PR students partner with Loyola on projects


Detroit Mercy students enrolled in this spring semester’s Principles of Public Relations class are getting a glimpse at the industry through a collaboration with Detroit’s Loyola High School.

The CST 2400 course is not just note-taking and exams.

Students are responsible for content creation.

The collaboration was the idea of Roger Jankowski, director of marketing and communications at Loyola, an all-male Catholic school in the Jesuit tradition with about 150 students, grades 9 through 12.

“I felt we had such a breadth of talent just a mile down the road … at Detroit Mercy,” said Jankowski. “There had to be a way to create some sort of synergy between the two schools.”

Jankowski and one of the marketing committee officials met with Cynthia Langham, communications studies department chair and adjunct professor Alexander Hichel, who teaches the class.

They decided a “client/agency” approach would be more beneficial to everyone involved.

“Essentially, working together, we would combine academic learning with industry expertise to provide real projects,” said Hichel.

During the first weeks of class, Detroit Mercy students were divided into four groups.

These groups become “agencies.”

Projects, based on data supplied by “the client,” Jankowski and their marketing committee, are assigned weekly, with some being individual and others being group. All include guidelines and deadlines.

“Types of projects have included understanding an organization’s brand, creating social media post visuals and text,” said Hichel, who is also director of recruitment and communications for the College of Liberal Arts & Education.

Video discussion boards are used to familiarize students with workplace collaborations in this age of Covid-19.

Hichel hopes that her students will appreciate and grow from their real-world experiences.

“I want students in this class to know that the work they do matters, and to approach it as such,” Hichel said.

Allyson Zeigler, senior elementary education major, expressed her enthusiasm for the collaboration, citing the hands-on experience as the draw for her.

“I really have no background knowledge or experience with this, so jumping straight into this class with the partnership … has been such a great way for me to truly grasp the field of public relations,” Zeigler said.

Maxine Moore, a junior communications major, said she likes that Loyola uses their work.

Both Hichel and Jankowski are hopeful that this will be the beginning a long and fruitful collaboration.
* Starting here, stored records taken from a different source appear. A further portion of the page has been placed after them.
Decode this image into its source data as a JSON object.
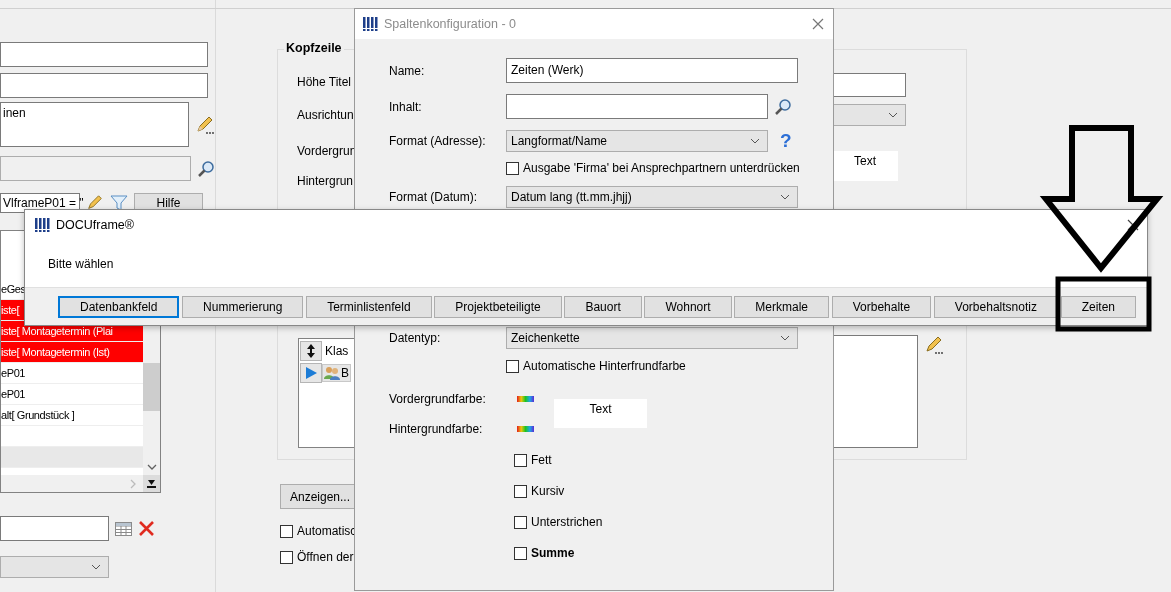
{
  "main_window": {
    "left_panel": {
      "notes_value": "inen",
      "filter_value": "VlframeP01 = \"",
      "help_button": "Hilfe",
      "list_rows": [
        {
          "text": "eGes",
          "highlighted": false
        },
        {
          "text": "iste[",
          "highlighted": true
        },
        {
          "text": "iste[ Montagetermin (Plai",
          "highlighted": true
        },
        {
          "text": "iste[ Montagetermin (Ist)",
          "highlighted": true
        },
        {
          "text": "eP01",
          "highlighted": false
        },
        {
          "text": "eP01",
          "highlighted": false
        },
        {
          "text": "alt[ Grundstück ]",
          "highlighted": false
        }
      ]
    },
    "header_group": {
      "title": "Kopfzeile",
      "labels": [
        "Höhe Titel",
        "Ausrichtun",
        "Vordergrun",
        "Hintergrun"
      ],
      "preview_text": "Text",
      "class_list": [
        {
          "text": "Klas",
          "kind": "header"
        },
        {
          "text": "B",
          "kind": "row"
        }
      ]
    },
    "show_button": "Anzeigen...",
    "checkboxes": [
      {
        "label": "Automatisc",
        "checked": false
      },
      {
        "label": "Öffnen der",
        "checked": false
      }
    ]
  },
  "column_dialog": {
    "title": "Spaltenkonfiguration - 0",
    "name_label": "Name:",
    "name_value": "Zeiten (Werk)",
    "content_label": "Inhalt:",
    "address_format_label": "Format (Adresse):",
    "address_format_value": "Langformat/Name",
    "help_icon": "?",
    "suppress_company": {
      "label": "Ausgabe 'Firma' bei Ansprechpartnern unterdrücken",
      "checked": false
    },
    "date_format_label": "Format (Datum):",
    "date_format_value": "Datum lang (tt.mm.jhjj)",
    "data_type_label": "Datentyp:",
    "data_type_value": "Zeichenkette",
    "auto_background": {
      "label": "Automatische Hinterfrundfarbe",
      "checked": false
    },
    "foreground_label": "Vordergrundfarbe:",
    "background_label": "Hintergrundfarbe:",
    "preview_text": "Text",
    "style_options": [
      {
        "label": "Fett",
        "checked": false,
        "bold": false
      },
      {
        "label": "Kursiv",
        "checked": false,
        "bold": false
      },
      {
        "label": "Unterstrichen",
        "checked": false,
        "bold": false
      },
      {
        "label": "Summe",
        "checked": false,
        "bold": true
      }
    ]
  },
  "choice_dialog": {
    "title": "DOCUframe®",
    "prompt": "Bitte wählen",
    "buttons": [
      {
        "label": "Datenbankfeld",
        "focused": true
      },
      {
        "label": "Nummerierung",
        "focused": false
      },
      {
        "label": "Terminlistenfeld",
        "focused": false
      },
      {
        "label": "Projektbeteiligte",
        "focused": false
      },
      {
        "label": "Bauort",
        "focused": false
      },
      {
        "label": "Wohnort",
        "focused": false
      },
      {
        "label": "Merkmale",
        "focused": false
      },
      {
        "label": "Vorbehalte",
        "focused": false
      },
      {
        "label": "Vorbehaltsnotiz",
        "focused": false
      },
      {
        "label": "Zeiten",
        "focused": false
      }
    ]
  }
}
“I am thrilled to have so many bright, young PR minds helping tell our many Loyola stories in new and different ways to as many audiences as possible,” Jankowski said.